I endorse the decision Parliament took, and it was Parliament’s decision. The Government put forth a proposition to do this bill under an extremely short period of time, but it was Parliament that agreed to do so.

We now find ourselves in the last few minutes of a decision to rid New Zealand of weapons, of firearms, that no normal citizen needs, but with enough careful consideration that where exemptions are warranted, they have been granted, with enough thought and consideration to help inform elements that might take part of the next phase of the firearms reform.

Hon JUDITH COLLINS (National—Papakura):

I am so proud of us. We have worked so hard over quite a short period of time, and we have worked in the Finance and Expenditure Committee to get the best bill that we could in the shortest amount of time. Even when we have not agreed, we have been able to be civil and adult, and that is something that I think we can pat ourselves on the back for.

In the National Party, we felt we could have done more for those people who are sports shooters and who engage in international competitions—our competitive shooting sports. We would like to hope that, in the second tranche of legislation, that could be addressed. I was personally, and I think we all were, very impressed with the quality of the submission from the pistol shooters’ association. They have a very good system, which I’ve heard of before, obviously, but to have them run through exactly how it worked gave me a lot of confidence in that system being able to be used for people engaged in sporting events where some of these higher calibre or higher-capacity weapons are used—that we could bring that in for them.

It’s not often that peace breaks out in Parliament, but to most intents and purposes—I won’t say “all” because not entirely—it has over this matter. We have all been deeply moved by what happened in Christchurch, by the murder of 50 people and the attempted murder of many more. We have all been deeply moved. It could have happened anywhere. It happened in two mosques. It could have happened in a kindergarten. It could have happened in a church. It could have happened in a school.

For any New Zealanders who think, well, it wasn’t some place that they would go, it could have been. It could have been anywhere. It’s the sort of thing that I think happens, and we could say a person who has done this has done this for particular reasons. It’s not only that person we need to be concerned about and worried about that they have access to firearms—people with those sorts of thoughts and those drivers—but there are other people as well.

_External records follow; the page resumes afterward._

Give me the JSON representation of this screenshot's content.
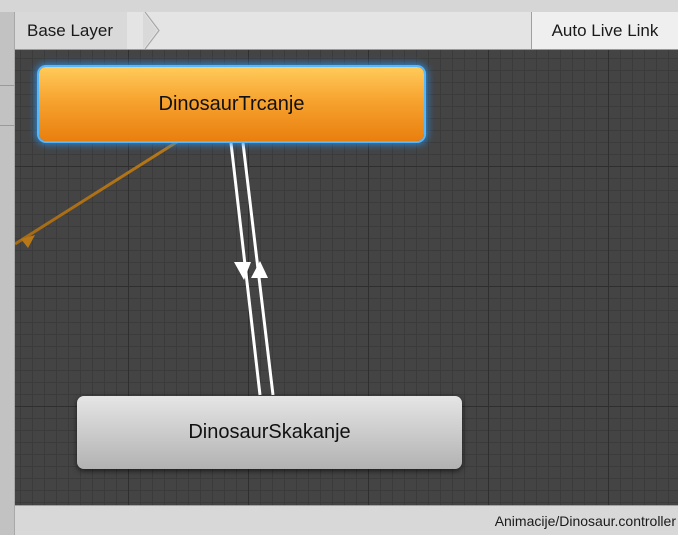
{
  "toolbar": {
    "breadcrumb_label": "Base Layer",
    "live_link_label": "Auto Live Link"
  },
  "graph": {
    "nodes": [
      {
        "label": "DinosaurTrcanje",
        "state": "default",
        "color": "#f29420"
      },
      {
        "label": "DinosaurSkakanje",
        "state": "normal",
        "color": "#c4c4c4"
      }
    ],
    "transition_colors": {
      "entry": "#b87818",
      "transition": "#ffffff"
    }
  },
  "statusbar": {
    "asset_path": "Animacije/Dinosaur.controller"
  },
  "colors": {
    "graph_background": "#444444",
    "selection_glow": "#3ea2ff"
  }
}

This has been a good opportunity for the Government and the Opposition to work together for New Zealand, and I would hope that the Government will keep us informed and ask for our support on other matters pertaining to these firearms laws.

Apart from one dissenter (David Seymour, ACT) the Bill was strongly supported by a united Parliament, Obviously most MPs realised they had a responsibility to do something significant in the wake of the Christchurch mosque massacres.